Becoming a subscriber to Foodshed’s Fresh 5 program—a weekly distribution of fresh, seasonal produce, grown by the small farmers who make up the Foodshed cooperative—means you’re in for two surprises with every delivery. One is the produce itself: an ever-changing...
Expand Integrated Nutrition and Food Security
Food insecurity is a public health crisis that affects millions of people in the United States on a daily basis, and costs billions of dollars in education and healthcare annually. It is a deep and persistent issue that the COVID-19 pandemic has amplified. In 2019, nearly 10.5% of all U.S. households experienced food insecurity. By September of 2020, that number more than doubled to 25% who were unable to acquire enough food to meet their needs or were uncertain of where their next meal might come from.

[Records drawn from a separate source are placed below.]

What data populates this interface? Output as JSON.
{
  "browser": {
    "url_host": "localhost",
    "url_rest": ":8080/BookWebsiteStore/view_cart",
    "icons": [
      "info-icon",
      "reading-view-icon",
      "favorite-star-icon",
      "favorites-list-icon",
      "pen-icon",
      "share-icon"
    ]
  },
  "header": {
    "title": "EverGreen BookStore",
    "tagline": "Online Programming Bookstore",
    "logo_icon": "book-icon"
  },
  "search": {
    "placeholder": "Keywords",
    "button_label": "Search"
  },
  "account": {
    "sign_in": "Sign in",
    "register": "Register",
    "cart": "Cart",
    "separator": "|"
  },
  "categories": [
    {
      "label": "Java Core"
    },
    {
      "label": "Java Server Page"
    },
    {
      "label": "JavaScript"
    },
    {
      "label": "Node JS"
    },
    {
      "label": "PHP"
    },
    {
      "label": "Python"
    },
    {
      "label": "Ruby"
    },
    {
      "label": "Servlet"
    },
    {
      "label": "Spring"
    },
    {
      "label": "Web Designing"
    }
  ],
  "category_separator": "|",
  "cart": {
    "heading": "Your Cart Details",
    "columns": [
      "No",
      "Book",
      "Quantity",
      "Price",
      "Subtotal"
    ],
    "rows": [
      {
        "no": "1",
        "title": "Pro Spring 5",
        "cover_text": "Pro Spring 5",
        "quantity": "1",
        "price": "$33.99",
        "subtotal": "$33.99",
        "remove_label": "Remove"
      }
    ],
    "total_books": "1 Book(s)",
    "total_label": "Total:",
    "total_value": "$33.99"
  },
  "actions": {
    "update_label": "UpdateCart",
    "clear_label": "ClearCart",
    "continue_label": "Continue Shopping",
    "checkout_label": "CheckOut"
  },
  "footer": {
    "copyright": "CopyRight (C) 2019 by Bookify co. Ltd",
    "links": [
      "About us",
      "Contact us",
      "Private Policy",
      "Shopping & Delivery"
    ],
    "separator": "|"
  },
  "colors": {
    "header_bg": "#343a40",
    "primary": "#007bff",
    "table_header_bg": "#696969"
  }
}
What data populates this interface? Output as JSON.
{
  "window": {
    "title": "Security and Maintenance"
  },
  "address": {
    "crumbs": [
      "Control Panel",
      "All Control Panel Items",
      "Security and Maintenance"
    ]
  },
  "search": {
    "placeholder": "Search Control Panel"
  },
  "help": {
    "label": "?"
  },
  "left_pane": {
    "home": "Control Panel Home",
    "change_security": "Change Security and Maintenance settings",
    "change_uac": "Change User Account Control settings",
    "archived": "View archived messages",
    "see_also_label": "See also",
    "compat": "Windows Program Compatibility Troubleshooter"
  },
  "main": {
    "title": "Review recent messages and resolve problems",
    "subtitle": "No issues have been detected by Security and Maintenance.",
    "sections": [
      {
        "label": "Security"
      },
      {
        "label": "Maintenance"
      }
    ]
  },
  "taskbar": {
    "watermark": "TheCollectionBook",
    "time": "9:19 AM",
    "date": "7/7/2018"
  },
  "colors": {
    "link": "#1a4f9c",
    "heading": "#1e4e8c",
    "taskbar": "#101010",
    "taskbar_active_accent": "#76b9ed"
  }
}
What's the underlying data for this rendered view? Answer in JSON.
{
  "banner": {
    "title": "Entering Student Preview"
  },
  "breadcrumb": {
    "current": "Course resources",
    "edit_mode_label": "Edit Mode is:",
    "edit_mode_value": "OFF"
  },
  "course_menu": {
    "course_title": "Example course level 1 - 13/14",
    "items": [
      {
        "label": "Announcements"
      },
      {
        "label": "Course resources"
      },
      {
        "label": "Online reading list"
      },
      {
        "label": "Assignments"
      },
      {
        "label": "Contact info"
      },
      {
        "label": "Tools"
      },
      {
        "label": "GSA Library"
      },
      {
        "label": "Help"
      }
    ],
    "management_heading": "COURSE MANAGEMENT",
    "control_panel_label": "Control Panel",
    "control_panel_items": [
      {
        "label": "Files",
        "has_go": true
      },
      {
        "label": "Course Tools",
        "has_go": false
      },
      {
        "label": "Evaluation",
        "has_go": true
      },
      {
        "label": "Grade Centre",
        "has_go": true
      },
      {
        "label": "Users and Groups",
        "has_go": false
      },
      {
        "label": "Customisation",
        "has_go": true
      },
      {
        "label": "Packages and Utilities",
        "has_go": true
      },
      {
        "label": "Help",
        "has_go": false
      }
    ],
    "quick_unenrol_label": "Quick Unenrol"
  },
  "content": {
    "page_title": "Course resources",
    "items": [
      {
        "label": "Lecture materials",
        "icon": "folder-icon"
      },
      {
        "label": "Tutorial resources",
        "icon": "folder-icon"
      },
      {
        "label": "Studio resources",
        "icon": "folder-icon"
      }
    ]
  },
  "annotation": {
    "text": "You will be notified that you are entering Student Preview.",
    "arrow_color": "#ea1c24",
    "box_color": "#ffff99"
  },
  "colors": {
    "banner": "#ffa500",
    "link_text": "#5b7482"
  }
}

Food insecurity is defined by the USDA as the lack of consistent access to enough food for a healthy and active life. It is a socio-economic condition that is measured at the household level. Hunger, which is measured at the individual level, is a distinct concept. It refers to the uneasy or painful sensation caused by a lack of food.
According to the Food and Agriculture Organization, food security exists when all people at all times have physical and economic access to sufficient, safe, and nutritious foods. While nutrition is deeply linked to food security, efforts to address food security do not always focus on the nutritional value of food. Achieving nutrition security requires access to adequate and appropriate healthcare services, along with a diet that meets the nutritional needs for a healthy and active life.
The causes of food and nutrition insecurity are interconnected and are rooted in poverty. Low wages, unemployment, education, racism, inequality, zip code, disability, citizenship status, and family size all contribute to a household’s food and nutrition security status. Food and nutrition insecurity are also linked to diet-related diseases and physical, mental, and emotional challenges, including higher rates of diabetes, obesity, and hypertension, anxiety, depression, behavioral issues, developmental delays, lower rates of academic achievement, and reduced worker productivity. Black, Indigenous, and people of color (BIPOC) are disproportionately impacted, and as a result, the impacts of long-lasting trauma are ever present across food and nutrition insecure communities.
Ultimately, the structure of our industrial food system perpetuates the food and nutrition insecurity that we see today. Decades of unfettered capitalism and government subsidies have supported the overproduction and marketing of cheap and unhealthy food that has infiltrated communities and federal food assistance programs. As long as food is produced for profit rather than need, people will experience food and nutrition insecurity.
In looking to “reset the table,” the Rockefeller Foundation and others have called for a shift toward an integrated nutrition security system. An integrated nutrition security system combines nutrition and food security, ensuring that all people have dignified access to affordable, healthy, and culturally appropriate food. It treats access to healthy food as a right, making it a core element of health and education.
Immediate actions recommended by the Rockefeller Foundation for moving toward an integrated nutrition security system include strengthening food and nutrition assistance programs, investing in schools as anchors of community feeding, and expanding food as medicine. These actions and more will be essential to expanding nutrition and food security in San Diego County. Increasing long-term economic security for all and dismantling racism are equally vital.
Food and nutrition insecurity rates are high in San Diego County.
According to the San Diego Hunger Coalition, approximately 1 in 3 San Diegans experience nutrition insecurity.
Black, Indigenous, and people of color are disproportionately impacted by food insecurity.
For the past 20 years, Black and Hispanic/Latinx households across the country have had rates of food insecurity that are nearly double those of white households. From 2000 to 2010, 25% of Indigenous people were consistently food insecure.
Food and nutrition insecurity are rooted in poverty and inequality.
San Diego County has the third highest number of people living in poverty of any county in California, with Black, Indigenous, and people of color most disproportionately impacted.
The COVID-19 pandemic has dramatically increased the need for food assistance.
Prior to the COVID-19 pandemic, about 2 million households in California participated in CalFresh. During 2020 that number increased to over 2.4 million households. Total federal and state CalFresh benefits in California increased by 61 percent. Nationally, food banks distributed 50% more food in 2020 than they did in 2019.
The majority of food assistance comes from federal programs.
Measured in meals, 91% of food assistance in San Diego County is provided by federal programs, mostly CalFresh, meal programs for children, and WIC. The remaining 9% comes from the local charitable food system, including food banks, pantries, and gleaning efforts.
Federal nutrition assistance programs are significantly underused in San Diego County.
According to the San Diego Hunger Coalition, there is a current meal gap of 12.3 million meals per month, and a 62% CalFresh utilization rate for those at 130% of the federal poverty level and 52% for those at 150% of the federal poverty level.
Improving the nutritional quality of food assistance is a priority.
An analysis of the National School Lunch Program found that lunches exceeded targets for dairy, fruit, refined grains, red meats, and starchy vegetables but had insufficient amounts of whole grains, legumes, vegetables, and nuts.